By Katie Toth
By Elizabeth Flock
By Albert Samaha
By Anna Merlan
By Jon Campbell
By Jon Campbell
By Albert Samaha
Sounds like good advice for Carter himself, circa 1980. Somehow, the former president had managed to smile and wave his way into elder-statesman status, while his role in the massacre of pro-democracy demonstrators in the Korean city of Kwangju has been all but forgotten.
In May 1980, Kwangju birthed massive student protests against the South Korean military government of Chun Doo Hwan, who'd come to power through a coup. Many other cities had seen such protests, but the students and later citizens of Kwangju had taken them a step further. They not only rallied in the face of truncheons and CS gas, but braved bullets and bayonets. May 18 and 19 saw initial massacres, followed by intense resistance. Protesters plundered armories and police boxes and drove the governments troops out of the city.
As detailed in Kwangju Diary (UCLA Asian Pacific, 1999), a text that I co-translated with Kap Su Seol and that was based on Jae-Eui Lees bestselling first-hand account, the city of Kwangju then began reorganizing its own economy and social life in the crucible of an armed uprising and general strike. Fuel and arms were rationed democratically, half-trained militias defended the city while townspeople prepared communal meals for hundreds in city parks, and nearby factories were plundered for vehicles and material to help spread the revolution.
Even the most radical of the student leaders thought the United States would intervene on their behalf, against the coup. After the fiasco of the Iranian revolution, Jimmy Carter wouldnt dare side against an honest, grassroots movement for democracy. He would mediate, wouldnt he?
Carter was watching, and the Iranian experience was on his mind.
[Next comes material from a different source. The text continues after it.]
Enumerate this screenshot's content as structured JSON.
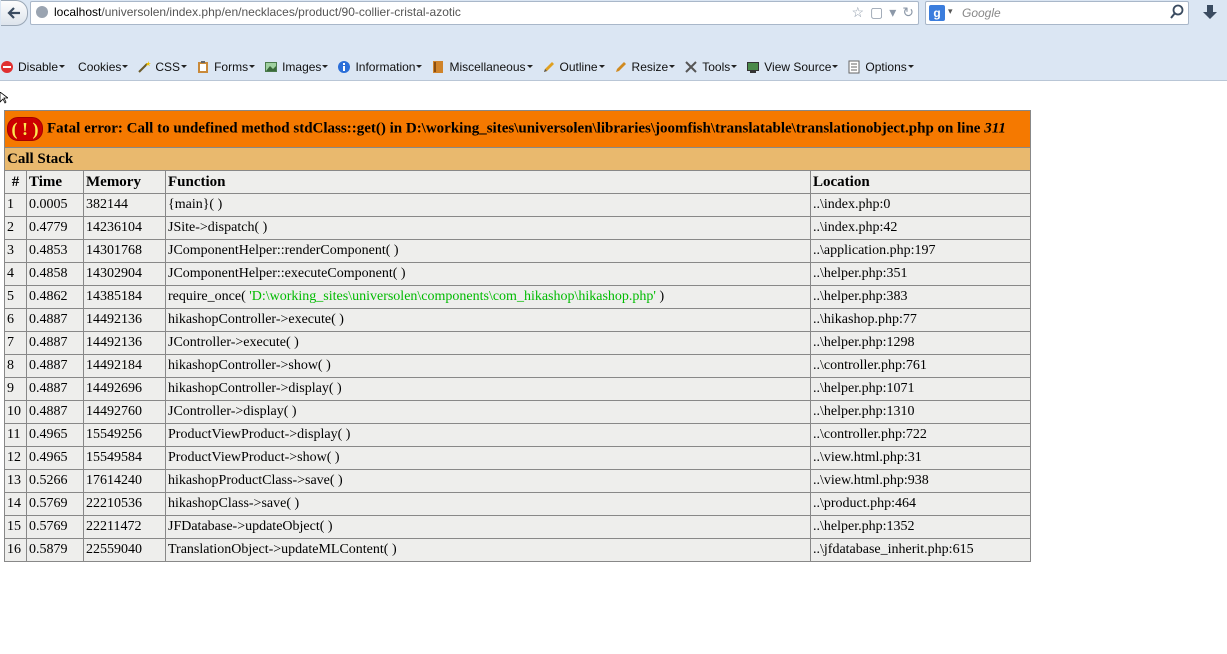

But as Chun Doo Hwans paratroopers circled the city of Kwangju and tested its perimeters, a meeting of high-level Carter administration officials, including Warren Christopher and Richard Holbrooke, gave the nod to the coup government to wipe out the rebels. Carters national security adviser Zbigniew Brzezinski summed it up: In the short term, supportin the longer term, pressure for political evolution.
As for the Kwangju situation, high-level cables granted to journalist Tim Shorrock in 1996 after Freedom of Information requests show that the officials counseled moderation, but have not ruled out the use of force, should the Koreans need to employ it to restore order. And force was used, in the form of a ferocious battle to take back the city. Perhaps as many as 2000 civilians were killed on May 26 and 27, though Chun Doo Hwan claimed there were only 144 civilian casualties. Disagreeing with official numbers (Western journalists in the city saw as many corpses stored in a single gymnasium) was cause for arrest.
As for Carter, a May 1980 report claimed that his administration was shocked at the coup governments brutality and had no knowledge of the deployment of Special Warfare Command units to Kwangju, two claims refuted categorically by Shorrocks investigation. In addition to records showing White House assent to Chun Doo Hwan's offensive, Shorrock also unearthed a number of Defense Intelligence Agency cables recording the movement of Special Warfare troops toward the city.
The Kwangju Uprising sparked South Koreas democratic movement, which eventually brought about civilian rule in the late 1980s. It has been called the most important event in the history of South Korea. However, except for a few small-press booksin 1999, when Kwangju Diary was released, it was the only book in print on the uprisingthe legacy of Kwangju has been ignored in the United States.
History obscured means history forever altered. Carters hands may hold the Nobel Peace Prize, but theyre also stained with the blood of thousands of pro-democracy demonstrators.